• [Material provided]:

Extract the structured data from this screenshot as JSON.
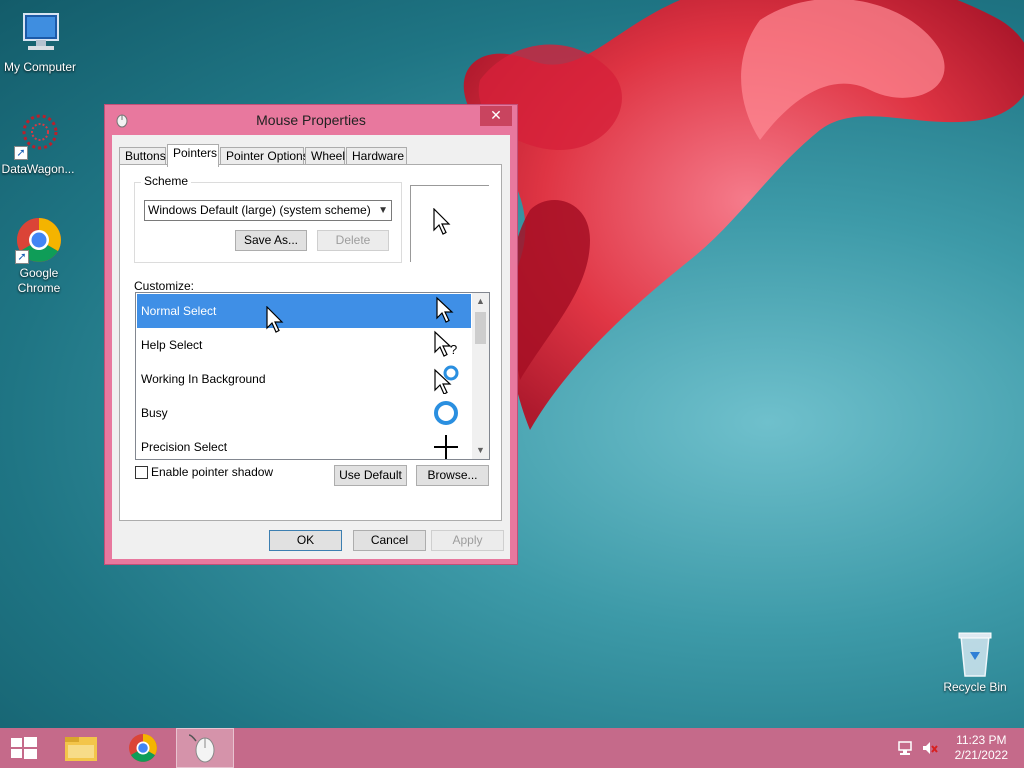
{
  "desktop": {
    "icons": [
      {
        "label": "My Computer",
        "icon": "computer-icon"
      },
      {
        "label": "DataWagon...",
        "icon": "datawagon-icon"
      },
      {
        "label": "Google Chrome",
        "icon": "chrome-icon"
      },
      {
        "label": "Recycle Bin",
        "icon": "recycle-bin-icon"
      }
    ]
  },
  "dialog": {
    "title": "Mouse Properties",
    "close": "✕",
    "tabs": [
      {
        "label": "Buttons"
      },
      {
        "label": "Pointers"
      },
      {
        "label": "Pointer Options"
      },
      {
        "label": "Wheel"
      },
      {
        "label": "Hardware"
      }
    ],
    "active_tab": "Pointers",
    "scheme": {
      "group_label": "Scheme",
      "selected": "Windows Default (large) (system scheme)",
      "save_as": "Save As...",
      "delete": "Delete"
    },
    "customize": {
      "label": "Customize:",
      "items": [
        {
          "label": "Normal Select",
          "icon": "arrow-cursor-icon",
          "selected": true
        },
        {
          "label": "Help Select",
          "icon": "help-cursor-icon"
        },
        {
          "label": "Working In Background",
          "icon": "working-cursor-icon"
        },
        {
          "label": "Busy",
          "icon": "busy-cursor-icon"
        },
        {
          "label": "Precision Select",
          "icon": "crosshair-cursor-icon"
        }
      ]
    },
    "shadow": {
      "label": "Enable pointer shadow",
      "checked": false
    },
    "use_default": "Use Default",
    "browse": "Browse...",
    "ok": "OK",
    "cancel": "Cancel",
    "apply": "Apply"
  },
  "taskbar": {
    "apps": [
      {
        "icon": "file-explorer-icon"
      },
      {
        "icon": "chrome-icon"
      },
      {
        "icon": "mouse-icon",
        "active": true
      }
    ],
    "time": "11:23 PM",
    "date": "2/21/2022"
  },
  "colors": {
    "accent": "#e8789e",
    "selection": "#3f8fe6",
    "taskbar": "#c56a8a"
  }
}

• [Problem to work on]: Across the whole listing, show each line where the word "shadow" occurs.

• [Reply to the task]:
    "shadow": {
      "label": "Enable pointer shadow",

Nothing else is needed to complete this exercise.